KINGSTON, Jamaica - Jamaican and U.S. authorities started a probe yesterday examining whether the pilot of American Airlines Flight 331 could have averted an accident that cracked open the plane and sent dozens to the hospital.
One alternative could have been to abort the landing and circle around for another try, said Oscar Derby, director general of Jamaica's Civil Aviation Authority.
"We would want to look at why that option was not selected," he said, adding he was not sure it would have been possible. "Runway excursions are responsible for many of the fatalities in modern aviation."
The Boeing 737-800, arriving from Miami, skidded off the runway of Kingston's Norman Manley International Airport in heavy rain late Tuesday, lurching as it came to a stop at the edge of the Caribbean Sea. Its fuselage broke open, its left main landing gear collapsed, and its nose crushed.

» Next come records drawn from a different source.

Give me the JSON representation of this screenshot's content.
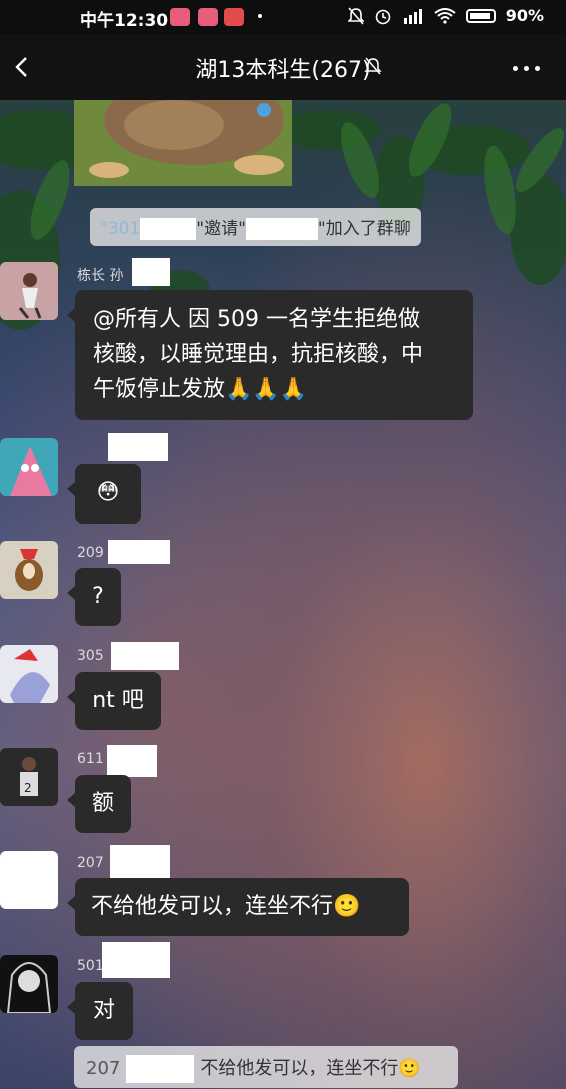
{
  "status_bar": {
    "time": "中午12:30",
    "battery": "90%"
  },
  "header": {
    "title": "湖13本科生(267)"
  },
  "system_messages": [
    {
      "prefix": "\"301",
      "middle": "\"邀请\"",
      "suffix": "\"加入了群聊"
    },
    {
      "prefix": "207",
      "text": "不给他发可以，连坐不行🙂"
    }
  ],
  "messages": [
    {
      "sender": "栋长 孙",
      "text": "@所有人  因 509 一名学生拒绝做核酸，以睡觉理由，抗拒核酸，中午饭停止发放🙏🙏🙏",
      "lines": [
        "@所有人  因 509 一名学生拒绝做",
        "核酸，以睡觉理由，抗拒核酸，中",
        "午饭停止发放🙏🙏🙏"
      ]
    },
    {
      "sender": "",
      "text": "😳"
    },
    {
      "sender": "209",
      "text": "?"
    },
    {
      "sender": "305",
      "text": "nt 吧"
    },
    {
      "sender": "611",
      "text": "额"
    },
    {
      "sender": "207",
      "text": "不给他发可以，连坐不行🙂"
    },
    {
      "sender": "501",
      "text": "对"
    }
  ],
  "colors": {
    "bubble": "#2a2a2a",
    "navbar": "#121212",
    "system_pill": "#ebebeb"
  },
  "icons": {
    "back": "back-arrow-icon",
    "mute": "mute-bell-icon",
    "more": "more-dots-icon"
  }
}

All 154 people aboard survived, with 92 taken to hospitals, but no injuries were considered life-threatening.
Investigation of the wreckage is likely to wrap up Sunday, Derby said. Officials were interviewing the crew and passengers and looking at flight controls and weather conditions.

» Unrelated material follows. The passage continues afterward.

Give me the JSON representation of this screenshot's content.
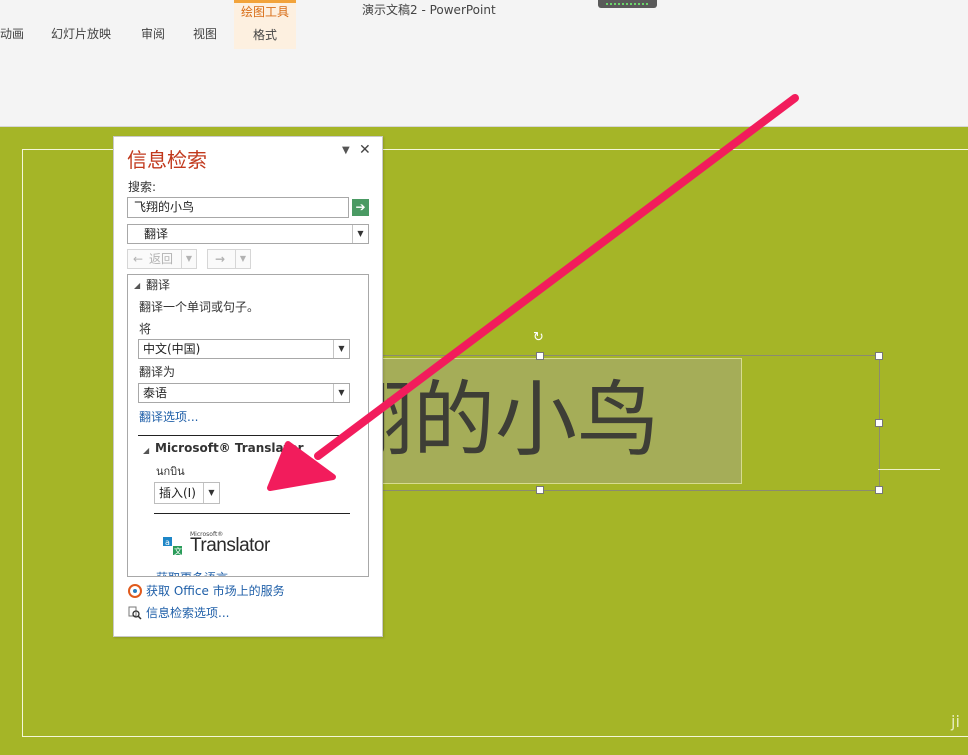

Other planes landed safely and without difficulty that night, Derby said, but conditions varied from landing to landing. "The weather was changing by the hour," he said.
Airport operations director Stanley Smith said the plane had to touch down without the aid of approach lights that have been darkened all month because of a malfunction, though he said "all the runway and threshold lights, the primary system, are working fine," Bloomberg News reported.
Investigators will study whether the lighting issue played a role in the accident.
The airport reopened yesterday to large planes that had been diverted to Montego Bay, according to customer-service spokesman Chad Anthony Smart.
Six investigators from the U.S. National Transportation Safety Board were in Kingston to assist a probe led by Jamaica's government, NTSB spokesman Keith Holloway said.
One of the jet's two flight data recorders was retrieved and taken to the NTSB lab in Washington. The second will arrive sometime after the holidays, Holloway said. He could not estimate how long it would take to analyze them.